The theory of the machine is that it would tone and trim her body without any effort on her part whatsoever. Unfortunately, the only thing that the machines would flatten was the purchaser's bank account. For exercising a leisure outfit was fine, but it was worn only at home. A 40s woman never would have worn sweat pants or any kind of exercise clothing to a grocery store or elsewhere in public.

Dr. Pearsall’s Comment:

Wow! How times have changed—Thank Goodness! Although it would be fascinating to take a time machine to observe life in the 1940s, I certainly would not fit in with that time period as I enjoy wearing "leisure suits", sweating while exercising and building muscle mass and I'm not crazy about any of the food staples I saw in the 1940's kitchen.

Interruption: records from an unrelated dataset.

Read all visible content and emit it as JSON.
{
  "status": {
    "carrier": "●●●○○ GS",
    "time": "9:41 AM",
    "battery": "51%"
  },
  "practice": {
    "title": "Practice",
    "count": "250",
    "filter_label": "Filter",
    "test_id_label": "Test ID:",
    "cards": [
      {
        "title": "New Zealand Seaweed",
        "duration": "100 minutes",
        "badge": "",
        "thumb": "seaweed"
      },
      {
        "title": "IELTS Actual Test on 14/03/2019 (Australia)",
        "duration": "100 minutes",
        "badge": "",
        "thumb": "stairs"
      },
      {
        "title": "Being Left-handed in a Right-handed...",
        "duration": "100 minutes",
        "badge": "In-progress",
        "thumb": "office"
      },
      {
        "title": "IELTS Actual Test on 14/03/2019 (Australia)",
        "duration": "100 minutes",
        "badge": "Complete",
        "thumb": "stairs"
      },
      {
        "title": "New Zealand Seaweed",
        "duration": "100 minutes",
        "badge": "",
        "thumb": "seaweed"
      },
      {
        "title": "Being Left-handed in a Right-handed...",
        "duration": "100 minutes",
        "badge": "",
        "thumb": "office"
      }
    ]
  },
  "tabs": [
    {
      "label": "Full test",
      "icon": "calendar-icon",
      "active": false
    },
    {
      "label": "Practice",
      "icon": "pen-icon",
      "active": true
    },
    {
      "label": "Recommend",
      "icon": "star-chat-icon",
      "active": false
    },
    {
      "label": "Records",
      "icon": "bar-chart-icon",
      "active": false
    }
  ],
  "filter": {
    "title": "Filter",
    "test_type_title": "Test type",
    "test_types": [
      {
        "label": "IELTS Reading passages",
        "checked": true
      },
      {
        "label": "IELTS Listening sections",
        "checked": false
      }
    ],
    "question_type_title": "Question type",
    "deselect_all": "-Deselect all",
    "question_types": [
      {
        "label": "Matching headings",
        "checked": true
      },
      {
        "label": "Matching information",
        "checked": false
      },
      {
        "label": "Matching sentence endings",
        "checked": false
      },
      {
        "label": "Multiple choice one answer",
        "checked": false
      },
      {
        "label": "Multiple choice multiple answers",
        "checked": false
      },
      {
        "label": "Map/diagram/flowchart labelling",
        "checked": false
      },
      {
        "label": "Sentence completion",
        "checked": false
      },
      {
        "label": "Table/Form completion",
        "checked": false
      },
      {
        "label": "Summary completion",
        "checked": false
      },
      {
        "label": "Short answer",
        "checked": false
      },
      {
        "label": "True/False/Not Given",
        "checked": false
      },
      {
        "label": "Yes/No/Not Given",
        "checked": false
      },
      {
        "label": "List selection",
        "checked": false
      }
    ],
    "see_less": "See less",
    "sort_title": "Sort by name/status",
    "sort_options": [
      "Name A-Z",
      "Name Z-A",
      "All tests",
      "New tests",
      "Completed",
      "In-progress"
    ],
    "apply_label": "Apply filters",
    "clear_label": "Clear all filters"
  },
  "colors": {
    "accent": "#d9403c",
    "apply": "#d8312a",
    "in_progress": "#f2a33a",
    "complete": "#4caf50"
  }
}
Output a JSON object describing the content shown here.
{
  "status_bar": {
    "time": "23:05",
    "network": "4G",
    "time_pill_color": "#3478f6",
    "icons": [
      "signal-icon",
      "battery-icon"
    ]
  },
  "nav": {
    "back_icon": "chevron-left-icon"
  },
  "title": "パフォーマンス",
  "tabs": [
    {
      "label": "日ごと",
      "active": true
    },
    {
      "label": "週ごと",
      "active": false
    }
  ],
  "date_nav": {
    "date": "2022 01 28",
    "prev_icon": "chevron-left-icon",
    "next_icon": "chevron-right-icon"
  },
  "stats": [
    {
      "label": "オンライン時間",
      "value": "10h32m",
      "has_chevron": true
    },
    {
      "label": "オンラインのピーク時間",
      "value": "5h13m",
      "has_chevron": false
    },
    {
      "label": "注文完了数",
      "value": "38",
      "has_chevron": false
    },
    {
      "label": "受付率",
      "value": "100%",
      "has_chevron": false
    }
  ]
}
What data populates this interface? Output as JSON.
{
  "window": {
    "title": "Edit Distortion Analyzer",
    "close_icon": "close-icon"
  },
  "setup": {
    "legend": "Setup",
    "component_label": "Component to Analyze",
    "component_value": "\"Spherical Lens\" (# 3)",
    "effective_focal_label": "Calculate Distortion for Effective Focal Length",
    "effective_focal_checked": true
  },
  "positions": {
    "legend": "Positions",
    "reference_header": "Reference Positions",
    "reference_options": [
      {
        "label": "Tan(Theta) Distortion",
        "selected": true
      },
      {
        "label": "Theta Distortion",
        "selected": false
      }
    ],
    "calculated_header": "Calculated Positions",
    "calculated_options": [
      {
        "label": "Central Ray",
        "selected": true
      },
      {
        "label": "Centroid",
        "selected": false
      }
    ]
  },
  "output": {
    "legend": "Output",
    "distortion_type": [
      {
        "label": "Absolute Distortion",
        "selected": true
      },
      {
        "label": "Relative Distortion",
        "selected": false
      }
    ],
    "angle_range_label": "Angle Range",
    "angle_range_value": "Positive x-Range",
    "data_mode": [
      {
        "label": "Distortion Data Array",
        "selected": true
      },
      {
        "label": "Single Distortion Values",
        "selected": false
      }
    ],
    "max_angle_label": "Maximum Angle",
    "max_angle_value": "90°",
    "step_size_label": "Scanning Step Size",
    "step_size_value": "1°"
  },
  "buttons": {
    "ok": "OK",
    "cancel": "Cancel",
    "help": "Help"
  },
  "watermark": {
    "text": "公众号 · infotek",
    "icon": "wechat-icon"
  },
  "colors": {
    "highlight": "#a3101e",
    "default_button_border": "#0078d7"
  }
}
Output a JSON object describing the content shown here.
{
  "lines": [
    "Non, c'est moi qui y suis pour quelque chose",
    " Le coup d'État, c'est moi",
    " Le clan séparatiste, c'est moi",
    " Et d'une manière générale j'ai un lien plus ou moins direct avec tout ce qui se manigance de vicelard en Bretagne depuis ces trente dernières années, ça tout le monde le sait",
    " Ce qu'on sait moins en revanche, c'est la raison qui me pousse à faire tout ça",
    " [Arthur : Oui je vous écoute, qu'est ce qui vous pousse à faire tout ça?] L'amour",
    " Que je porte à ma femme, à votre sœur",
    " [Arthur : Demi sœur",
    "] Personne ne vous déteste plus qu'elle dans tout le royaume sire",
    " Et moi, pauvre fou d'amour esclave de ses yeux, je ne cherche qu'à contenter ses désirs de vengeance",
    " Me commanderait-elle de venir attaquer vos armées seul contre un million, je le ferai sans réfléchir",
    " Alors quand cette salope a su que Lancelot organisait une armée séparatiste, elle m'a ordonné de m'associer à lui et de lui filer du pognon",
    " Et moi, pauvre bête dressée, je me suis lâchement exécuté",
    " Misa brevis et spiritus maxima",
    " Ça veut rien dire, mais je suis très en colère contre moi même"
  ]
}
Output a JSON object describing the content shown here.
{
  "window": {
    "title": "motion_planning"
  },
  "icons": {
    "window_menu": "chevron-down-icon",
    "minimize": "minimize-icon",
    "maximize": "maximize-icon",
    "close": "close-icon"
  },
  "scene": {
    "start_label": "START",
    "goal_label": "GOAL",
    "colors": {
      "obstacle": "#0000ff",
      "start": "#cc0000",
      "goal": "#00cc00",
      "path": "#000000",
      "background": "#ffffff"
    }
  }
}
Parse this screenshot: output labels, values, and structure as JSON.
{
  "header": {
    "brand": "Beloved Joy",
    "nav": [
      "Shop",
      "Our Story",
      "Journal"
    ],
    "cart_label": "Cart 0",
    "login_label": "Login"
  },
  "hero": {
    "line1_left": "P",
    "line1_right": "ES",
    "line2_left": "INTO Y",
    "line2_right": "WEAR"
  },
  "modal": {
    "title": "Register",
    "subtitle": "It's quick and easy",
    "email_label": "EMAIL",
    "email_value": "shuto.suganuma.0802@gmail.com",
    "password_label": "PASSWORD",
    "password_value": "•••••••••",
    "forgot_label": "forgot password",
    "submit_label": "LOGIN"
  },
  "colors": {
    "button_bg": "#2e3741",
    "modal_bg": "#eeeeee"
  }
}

I’m so glad I live in our modern times, where everyone eats of diet of pure, whole foods, and appreciates the value of getting daily exercise, sweating and building muscle mass.J Ok, I’m being facetious; most people have strayed so far from a natural, healthy lifestyle, they don’t even know where to begin. (I used to be one of those people by the way.)

My hope is that with, we’ll have able to teach the masses how to go back to a natural, healthy lifestyle so that someday they’ll have museums showing our lifestyle in the 2010s and 20s. Our lifestyle will have a kitchen full of fresh whole foods, maybe a juicer and a Vita-mix and a home gym showing mannequins working out and drinking nutrition shakes and looking fantastic and fit.

About the Author:
Dr. Kendra Pearsall, N.M.D. is a Naturopathic Medical Doctor specializing in natural weight loss and food addiction. She created to help millions of people achieve optimal health, natural weight loss and life success with her free weekly e-newsletter (sign up at the top of this page.)